China offers hope for Canadian forestry investors

VANCOUVER (Reuters) - If an astute investor asked a Canadian forest industry executive just five years ago about lumber sales to China, the answer would probably have been: “China? China doesn’t buy our lumber.”

How times have changed.

China has become a bright spot on the balance sheets of companies still waiting for a recovery of the U.S. housing sector, its mainstay market for decades.

It's so bright, a trade mission that set off to China on Thursday included the chief executives of West Fraser Timber Co WFT.TO, Canfor Corp CFP.TO, Tolko Industries, International Forest Products IFPa.TO, Conifex Timber CFF.V along with other top industry and union officials.

“The (Chinese) economy is moving ahead, and they’re getting more comfortable buying from us,” Hank Ketcham, CEO of West Fraser, North America’s largest softwood lumber producer, told analysts this week.

A report this month by British Columbia, Canada’s largest lumber exporting province, estimated its producers had sold C$342 million ($335.3 million) in lumber to China in the first eight months of the year, up 71 percent from a year ago.


Canada has benefited both from China’s surging demand for lumber and Russia’s 2007 decision to sharply raise duties on logs exported to Chinese sawmills, said Gerry Van Leeuwen, a vice-president of International Wood Markets Group.

The research firm forecasts Canada will overtake Russia this year as the largest lumber exporter to China.

The United States remains Canada’s largest lumber export customer, but U.S. demand soured with the collapse of its housing market. Few Canadian industry executives predict it will make a significant recovery soon.

“Luckily for us, they came in just as the U.S. market was falling,” Van Leeuwen said.

A stark example of China’s new role can be seen in Canfor’s decision in May to restart its Quesnel, British Columbia, sawmill. The mill had been idled because of slack U.S. demand, and its production now goes exclusively to China.

Nearly all the lumber exports to China come from sawmills in Western Canada. But analysts say that still benefits eastern sawmills by diverting wood that might otherwise be shipped to the United States.

Because much of the China-bound lumber is used for purposes such as concrete forms and pallets, it has also become a ready market for lower-grade lumber cut from trees killed off in Western Canada’s mountain pine beetle infestation.

“This is wood that is used three or four times and then thrown away,” Van Leeuwen said.

Industry officials say, however, they are now getting more Chinese purchases of higher grade lumber, such as that used for wood-frame construction.

“It will be a market that will consume both the lower and upper grades, but over time I would expect the (higher grades) to continue to increase,” said Canfor chief financial officer Thomas Sitar.

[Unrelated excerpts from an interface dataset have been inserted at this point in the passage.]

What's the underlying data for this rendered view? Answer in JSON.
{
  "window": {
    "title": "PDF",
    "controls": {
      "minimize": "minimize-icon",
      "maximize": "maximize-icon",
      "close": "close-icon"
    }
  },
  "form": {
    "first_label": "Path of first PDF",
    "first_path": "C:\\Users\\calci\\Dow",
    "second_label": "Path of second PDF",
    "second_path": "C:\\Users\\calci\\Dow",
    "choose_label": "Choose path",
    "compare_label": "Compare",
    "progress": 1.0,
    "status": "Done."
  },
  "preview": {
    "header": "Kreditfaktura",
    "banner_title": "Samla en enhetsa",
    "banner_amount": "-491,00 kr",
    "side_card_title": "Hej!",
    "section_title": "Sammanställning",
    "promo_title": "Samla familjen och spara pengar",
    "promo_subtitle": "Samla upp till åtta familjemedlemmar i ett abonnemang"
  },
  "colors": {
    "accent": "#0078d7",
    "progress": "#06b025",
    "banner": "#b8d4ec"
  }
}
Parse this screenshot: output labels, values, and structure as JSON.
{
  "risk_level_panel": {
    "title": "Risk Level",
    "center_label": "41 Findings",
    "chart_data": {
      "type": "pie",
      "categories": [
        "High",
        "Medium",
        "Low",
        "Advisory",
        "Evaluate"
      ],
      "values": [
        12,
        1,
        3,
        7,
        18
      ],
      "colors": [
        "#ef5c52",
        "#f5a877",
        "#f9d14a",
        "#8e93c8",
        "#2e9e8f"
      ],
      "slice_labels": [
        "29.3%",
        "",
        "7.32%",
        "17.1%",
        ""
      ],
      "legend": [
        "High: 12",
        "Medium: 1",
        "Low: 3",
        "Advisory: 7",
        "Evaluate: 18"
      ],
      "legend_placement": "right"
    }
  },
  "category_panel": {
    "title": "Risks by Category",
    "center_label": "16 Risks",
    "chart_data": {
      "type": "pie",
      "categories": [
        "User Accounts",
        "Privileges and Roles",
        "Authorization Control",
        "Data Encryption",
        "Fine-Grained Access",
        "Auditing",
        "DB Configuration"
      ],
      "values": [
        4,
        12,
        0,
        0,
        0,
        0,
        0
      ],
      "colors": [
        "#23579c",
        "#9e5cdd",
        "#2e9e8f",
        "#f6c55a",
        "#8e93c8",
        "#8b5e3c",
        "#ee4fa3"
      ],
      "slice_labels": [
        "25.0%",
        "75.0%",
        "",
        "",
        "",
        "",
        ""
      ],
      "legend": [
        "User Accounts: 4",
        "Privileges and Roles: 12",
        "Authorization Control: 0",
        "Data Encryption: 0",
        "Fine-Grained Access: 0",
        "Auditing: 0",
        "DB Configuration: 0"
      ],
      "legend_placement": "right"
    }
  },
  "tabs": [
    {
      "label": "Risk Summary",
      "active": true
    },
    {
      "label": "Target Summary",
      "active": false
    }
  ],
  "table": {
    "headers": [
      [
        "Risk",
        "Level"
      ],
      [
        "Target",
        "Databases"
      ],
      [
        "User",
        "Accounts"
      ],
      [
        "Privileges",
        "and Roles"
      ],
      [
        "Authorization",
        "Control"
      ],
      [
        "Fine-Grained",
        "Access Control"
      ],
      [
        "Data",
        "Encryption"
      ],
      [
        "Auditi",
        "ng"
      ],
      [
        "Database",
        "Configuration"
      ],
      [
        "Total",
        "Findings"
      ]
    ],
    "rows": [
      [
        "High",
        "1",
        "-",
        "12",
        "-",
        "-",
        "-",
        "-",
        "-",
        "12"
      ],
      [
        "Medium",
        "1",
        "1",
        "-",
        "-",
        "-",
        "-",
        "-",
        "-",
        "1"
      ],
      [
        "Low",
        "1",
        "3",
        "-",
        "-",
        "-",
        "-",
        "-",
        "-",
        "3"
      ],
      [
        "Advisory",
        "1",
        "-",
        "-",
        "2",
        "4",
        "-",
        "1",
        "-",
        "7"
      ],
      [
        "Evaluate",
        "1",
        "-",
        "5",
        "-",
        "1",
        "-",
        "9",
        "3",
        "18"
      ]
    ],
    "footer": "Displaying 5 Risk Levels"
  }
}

Canadian producers began courting China, in part, to reduce the damage of the U.S. housing downturn. But equity analysts are warming to the industry’s message that it is a market with long-term potential.

“It’s a story that has legs,” said Pierre Lacroix, an analyst with Desjardins Securities.

Still, Canadian forestry companies may face competitive challenges as they target China. Higher prices could lure European producers into the market, as well as more log and lumber shipments from the United States and New Zealand.

Some Chinese companies unable to get raw Russian logs have now set up sawmills in Russia, staffed with Chinese workers, to rough-cut lumber that can then be shipped over the border without the duties that logs carry, Van Leeuwen said.

But he thinks China’s surging wood demand, jumping from about 250 million cubic meters this year to as much as 350 million in 2015, should absorb the increasing production.

The presence of top industry executives on the latest trade mission should show Chinese buyers that Canada will not forget them when the U.S. housing market recovers, said Pat Bell, British Columbia’s forest minister.

“This isn’t a temporary move,” he told Reuters.

Bell also believes China could have a role in future trade fights with the United States, which has warned it may launch a trade complaint over the pricing of lumber from beetle-killed trees.

Bell added that he hopes the province will be shipping as much wood to Asia as it does to the United States when the U.S.-Canada softwood trade agreement comes up for renegotiation in 2013. “That would make for quite a different discussion,” he said.

U.S. industry officials downplay the impact the growing Chinese market might have on the long-running trade dispute, but say they would be happy if it meant less low-cost Canadian lumber was going into their market.

($1=$1.02 Canadian)

Editing by Frank McGurty, Jeffrey Hodgson and Rob Wilson